Directed by Chris Fisher, written by Denise The and Greg Plageman

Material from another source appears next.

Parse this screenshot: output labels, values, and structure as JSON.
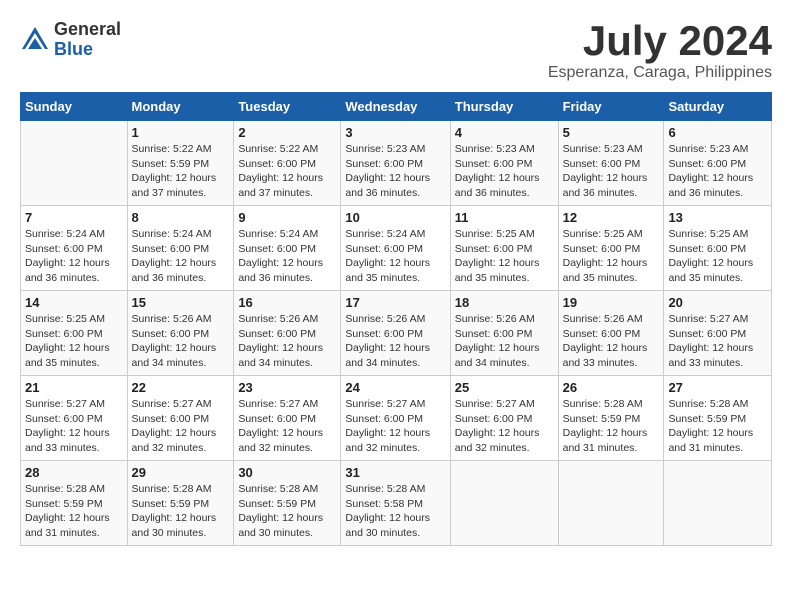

“The truth? The truth is a vast thing. I see that now. Just how much truth there is. Where would we even begin? The truth is, you are not very smart. In fact, you’re only the 43rd smartest person in this building.” / “43rd? Okay, did your… your voice tell you that? That’s based on what?” / “Every standardized test you ever took, averaged together, not including your medical boards, which you cheated on. The truth is, you smoke an average of nine cigarettes a week in the parking lot when you think no one’s looking. The truth is that you visit a massage parlor once or twice a month, that you pay for it with crisp $100 bills that you get out of the cash machine at the 7-Eleven across the street. The truth is that you fantasize on online forums about having sex with some of your patients. Though not me… yet. I guess I’m not your type. The truth is, God is 11 years old, that She was born on New Year’s Day, 2002, in Manhattan. The truth is that She’s chosen me, and I don’t know why yet. That for the first time in my life, I’m a little scared about what’s gonna happen. The truth is, I’m stuck here for now, and the only dialogue you need to be worried about is between me and Her, which is why you might want to give me my phone back. Because I’m having an argument. Would you like to know the truth, doctor? About what we’re arguing over? Whether or not I’m gonna kill you.” - Root/Dr. Carmichael
“I think the thing that struck me the most in terms of the two of them the first time they were on camera, the moment they were on the screen and [Root] pulls out the iron, and I went ‘Something that is supposed to be sadistic has somehow become seductive. There’s something here that we’re missing on the show.’ And we just went with it.” Greg Plageman
One more post (I lied when I said I was done) and I think I have truly exhausted my decent pics. Jim smiling and in profile with a bit of Greg Plageman looking cute there in the background too. I hope you enjoy as much as I’ve enjoyed sharing!
Directed by Chris Fisher, written by Greg Plageman and David Slack
“The Machine and I couldn’t save the world. We had to settle for protecting the seven people that might be able to take it back. so we gave Samaritan a blind spot. Seven key servers that hard-codes it to ignore seven carefully crafted new identities. When the whole world is watched, filed, indexed, numbered, the only way to disappear is to appear, hiding our true identities inside a seemingly ordinary life. You’re not a free man anymore, Harold. You’re just a number. We have to become these people now. And if we don’t, they’ll find us and they’ll kill us. I’m sorry Harold. I know it’s not enough. A lot of people are going to die. People that might have been able to help. Everything is changing. I don’t know if it’ll ever get better, but it’s going to get worse. But The Machine asked me to tell you something before we part. You once told John that the whole point of Pandora’s Box is that, once you open it, you can’t close it again. She wanted me to remind you of how the story ends. When everything has happened, when the worst has passed, there’s still one thing left in Pandora’s Box: hope.” - Root